Exercise goal | The entries below are to be copied exactly, with nothing left out.

[Data supplied — start]

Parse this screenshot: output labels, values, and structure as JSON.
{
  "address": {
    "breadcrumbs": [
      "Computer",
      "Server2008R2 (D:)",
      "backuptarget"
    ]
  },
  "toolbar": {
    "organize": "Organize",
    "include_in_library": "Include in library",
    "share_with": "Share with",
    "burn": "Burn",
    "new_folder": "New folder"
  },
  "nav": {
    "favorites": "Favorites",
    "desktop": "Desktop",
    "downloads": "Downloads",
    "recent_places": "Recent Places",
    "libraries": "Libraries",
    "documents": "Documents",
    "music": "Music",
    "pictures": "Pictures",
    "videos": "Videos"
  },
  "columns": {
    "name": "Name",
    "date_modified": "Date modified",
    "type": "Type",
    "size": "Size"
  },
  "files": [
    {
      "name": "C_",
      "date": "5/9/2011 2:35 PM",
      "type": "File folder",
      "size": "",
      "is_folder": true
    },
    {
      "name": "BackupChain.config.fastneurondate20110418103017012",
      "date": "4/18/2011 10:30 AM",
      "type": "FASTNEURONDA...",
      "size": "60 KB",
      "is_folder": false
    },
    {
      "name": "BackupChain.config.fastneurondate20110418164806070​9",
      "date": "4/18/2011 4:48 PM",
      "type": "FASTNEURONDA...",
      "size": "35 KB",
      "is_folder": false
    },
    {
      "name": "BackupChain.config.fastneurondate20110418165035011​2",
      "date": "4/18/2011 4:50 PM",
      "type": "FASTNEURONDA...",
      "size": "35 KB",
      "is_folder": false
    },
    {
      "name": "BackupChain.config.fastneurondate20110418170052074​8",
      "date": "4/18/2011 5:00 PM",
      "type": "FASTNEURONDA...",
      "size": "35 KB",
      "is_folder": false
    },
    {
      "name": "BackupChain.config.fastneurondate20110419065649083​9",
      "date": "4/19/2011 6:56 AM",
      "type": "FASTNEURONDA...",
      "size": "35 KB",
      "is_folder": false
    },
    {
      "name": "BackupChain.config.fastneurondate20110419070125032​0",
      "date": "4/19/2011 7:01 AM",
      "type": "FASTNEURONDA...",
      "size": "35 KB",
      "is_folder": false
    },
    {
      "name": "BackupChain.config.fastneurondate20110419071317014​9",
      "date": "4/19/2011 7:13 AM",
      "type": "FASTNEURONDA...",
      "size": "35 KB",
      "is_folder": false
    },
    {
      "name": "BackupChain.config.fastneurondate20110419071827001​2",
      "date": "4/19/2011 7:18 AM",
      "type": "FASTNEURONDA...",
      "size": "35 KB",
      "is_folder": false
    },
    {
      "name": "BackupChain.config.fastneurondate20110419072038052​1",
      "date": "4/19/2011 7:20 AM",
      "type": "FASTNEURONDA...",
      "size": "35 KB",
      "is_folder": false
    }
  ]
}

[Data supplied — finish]

Task solution |
Parse this screenshot: output labels, values, and structure as JSON.
{
  "address": {
    "breadcrumbs": [
      "Computer",
      "Server2008R2 (D:)",
      "backuptarget"
    ]
  },
  "toolbar": {
    "organize": "Organize",
    "include_in_library": "Include in library",
    "share_with": "Share with",
    "burn": "Burn",
    "new_folder": "New folder"
  },
  "nav": {
    "favorites": "Favorites",
    "desktop": "Desktop",
    "downloads": "Downloads",
    "recent_places": "Recent Places",
    "libraries": "Libraries",
    "documents": "Documents",
    "music": "Music",
    "pictures": "Pictures",
    "videos": "Videos"
  },
  "columns": {
    "name": "Name",
    "date_modified": "Date modified",
    "type": "Type",
    "size": "Size"
  },
  "files": [
    {
      "name": "C_",
      "date": "5/9/2011 2:35 PM",
      "type": "File folder",
      "size": "",
      "is_folder": true
    },
    {
      "name": "BackupChain.config.fastneurondate20110418103017012",
      "date": "4/18/2011 10:30 AM",
      "type": "FASTNEURONDA...",
      "size": "60 KB",
      "is_folder": false
    },
    {
      "name": "BackupChain.config.fastneurondate20110418164806070​9",
      "date": "4/18/2011 4:48 PM",
      "type": "FASTNEURONDA...",
      "size": "35 KB",
      "is_folder": false
    },
    {
      "name": "BackupChain.config.fastneurondate20110418165035011​2",
      "date": "4/18/2011 4:50 PM",
      "type": "FASTNEURONDA...",
      "size": "35 KB",
      "is_folder": false
    },
    {
      "name": "BackupChain.config.fastneurondate20110418170052074​8",
      "date": "4/18/2011 5:00 PM",
      "type": "FASTNEURONDA...",
      "size": "35 KB",
      "is_folder": false
    },
    {
      "name": "BackupChain.config.fastneurondate20110419065649083​9",
      "date": "4/19/2011 6:56 AM",
      "type": "FASTNEURONDA...",
      "size": "35 KB",
      "is_folder": false
    },
    {
      "name": "BackupChain.config.fastneurondate20110419070125032​0",
      "date": "4/19/2011 7:01 AM",
      "type": "FASTNEURONDA...",
      "size": "35 KB",
      "is_folder": false
    },
    {
      "name": "BackupChain.config.fastneurondate20110419071317014​9",
      "date": "4/19/2011 7:13 AM",
      "type": "FASTNEURONDA...",
      "size": "35 KB",
      "is_folder": false
    },
    {
      "name": "BackupChain.config.fastneurondate20110419071827001​2",
      "date": "4/19/2011 7:18 AM",
      "type": "FASTNEURONDA...",
      "size": "35 KB",
      "is_folder": false
    },
    {
      "name": "BackupChain.config.fastneurondate20110419072038052​1",
      "date": "4/19/2011 7:20 AM",
      "type": "FASTNEURONDA...",
      "size": "35 KB",
      "is_folder": false
    }
  ]
}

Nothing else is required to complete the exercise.